Picture the 226-foot-tall Florida Citrus Tower in Clermont turned into a giant Muslim Mosque, where an Islamic call to worship would be broadcast from its speakers across the countryside.
It’s hard to imagine, but not for longtime resident Greg Homan, who wants to sell the iconic tourist attraction to the city for $2.5 million. Although he’s considered putting the tower on the market officially, the thought of unknown private buyers makes him nervous.
“I’ve always said all along that Clermont, or the Chamber (of Commerce), or something along those lines, should be the next owners of the tower,” Homan said, fearing a private owner might let the tower fall into disrepair.
“The other thing I thought of is that if I found a worthy private investor of the tower, and they turned around and sold it to a Muslim mosque, and they did a call to worship off the top of it a couple of times a day … I’m just throwing (out) an example and not trying to spook you, but it’s important for the city that you control it,” he told city council members at a workshop this week.
The tower was built in 1956 to allow visitors to observe the miles of Central Florida orange groves before they turned into rooftops. At more than 500 feet above sea level, it is the highest observation point in the state.
The tower was one of several attractions that tourists went out of their way to visit before Walt Disney ever considered building a theme park in Orlando. Other old-time attractions still operating today include Bok Tower Gardens in Lake Wales, Sunken Gardens in St. Petersburg, Gatorland in Orlando, Sarasota Jungle Gardens in Sarasota, Monkey Jungle and Parrot Jungle in Miami, Marineland in St. Augustine, Cypress Gardens (now Legoland) in Winter Haven, Silver Springs in Ocala and Weeki Wachee Springs in Spring Hill.
Homan said he won a scholarship to then-Lake Sumter Community College based on a picture he drew of the tower while attending Clermont High School. In 1995, he purchased the tower and, since then, it’s brought him both work, profit and the satisfaction of knowing that he’s kept the structure in good condit ion.
Now, at age 58, Homan said he’s ready to sell but doesn’t want just anyone purchasing the tower.
“It’s been a good ride, but I’ve reached my limit and wherewithal, financially, age-wise and mentally, regarding what I can do with it,” Homan said. “I need someone to take it to the next level and in my opinion, the city of Clermont is the only worthy buyer. I know I’m probably shooting myself in the foot for saying that, but, in my heart, I feel it’s true.”
Homan said he and his wife, Suzie, purchased the tower for $750,000 in 1995 in order to nurse it back to health. He said the previous owners did not maintain the tower. A roof replacement, extensive cleaning, renovations, paint and other things cost him an additional $1 million.
The tower comes with 11,000 square feet of office space, a 1,000-square-foot kitchen and an elevator to the observation decks, Homan said. He also disclosed he pays about $6,000 in taxes on the property each year.
According to Homan, the tower cannot be torn down because of agreements with companies that have placed antennas on the top of it.
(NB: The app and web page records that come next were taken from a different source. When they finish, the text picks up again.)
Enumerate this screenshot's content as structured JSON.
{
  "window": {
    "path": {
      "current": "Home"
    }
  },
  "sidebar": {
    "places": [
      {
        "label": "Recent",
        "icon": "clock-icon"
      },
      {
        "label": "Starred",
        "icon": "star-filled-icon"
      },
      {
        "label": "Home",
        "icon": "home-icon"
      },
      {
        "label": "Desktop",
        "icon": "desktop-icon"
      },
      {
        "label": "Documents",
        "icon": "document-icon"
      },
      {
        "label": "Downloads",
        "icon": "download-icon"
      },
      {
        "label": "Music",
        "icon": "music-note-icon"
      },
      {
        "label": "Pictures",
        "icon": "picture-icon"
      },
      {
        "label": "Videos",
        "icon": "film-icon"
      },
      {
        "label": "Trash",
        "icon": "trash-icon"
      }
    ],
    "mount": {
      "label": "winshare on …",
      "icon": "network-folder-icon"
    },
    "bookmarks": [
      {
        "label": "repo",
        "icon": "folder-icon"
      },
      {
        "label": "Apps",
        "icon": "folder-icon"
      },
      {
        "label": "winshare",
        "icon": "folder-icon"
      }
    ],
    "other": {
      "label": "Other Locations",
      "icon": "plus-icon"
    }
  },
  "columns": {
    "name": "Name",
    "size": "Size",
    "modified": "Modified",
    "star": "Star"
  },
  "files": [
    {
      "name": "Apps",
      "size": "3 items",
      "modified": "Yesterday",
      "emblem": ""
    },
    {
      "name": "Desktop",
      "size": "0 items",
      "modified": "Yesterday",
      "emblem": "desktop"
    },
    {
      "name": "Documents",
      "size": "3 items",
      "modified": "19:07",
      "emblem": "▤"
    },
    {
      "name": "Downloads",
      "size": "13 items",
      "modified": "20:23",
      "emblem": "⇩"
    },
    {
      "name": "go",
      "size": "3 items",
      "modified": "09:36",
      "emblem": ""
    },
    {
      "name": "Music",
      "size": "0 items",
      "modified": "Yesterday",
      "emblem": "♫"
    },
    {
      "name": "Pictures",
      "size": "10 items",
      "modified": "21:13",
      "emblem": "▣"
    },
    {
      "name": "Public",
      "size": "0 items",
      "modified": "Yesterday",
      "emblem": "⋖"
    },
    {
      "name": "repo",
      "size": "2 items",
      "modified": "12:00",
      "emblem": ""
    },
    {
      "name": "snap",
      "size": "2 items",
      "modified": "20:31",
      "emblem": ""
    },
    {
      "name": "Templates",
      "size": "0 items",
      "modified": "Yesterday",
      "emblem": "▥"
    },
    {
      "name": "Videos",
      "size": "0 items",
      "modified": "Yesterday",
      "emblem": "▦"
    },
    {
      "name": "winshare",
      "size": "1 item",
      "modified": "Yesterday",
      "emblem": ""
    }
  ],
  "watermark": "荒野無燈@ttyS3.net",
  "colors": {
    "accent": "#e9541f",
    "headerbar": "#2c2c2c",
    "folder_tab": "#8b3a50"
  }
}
Mayor Hal Turville, a lifelong resident of Clermont, questioned the tower’s profitability and whether it was the city’s place to take on the task of running a business.
Mayor Pro Tem Keith Mullins said he would like to hear what people in the area had to say about the issue.
“I think I’d rather see it in quasi-government hands,” he said.
City Manager Darren Gray and Councilman Tim Bates were worried about the cost.
“I agree with Greg that the Citrus Tower is a landmark for us,” Gray said. “But I just look at finances and how there are other needs the community wants, and other needs out there, and do we have the funding to actually purchase this?” Gray asked. “… I’m not saying we can’t work with other groups.”
At the end of the workshop, the consensus among council members — since no votes can be taken at workshops — was to advance the issue to a future council meeting, where council members, with public input, can discuss whether or not to purchase.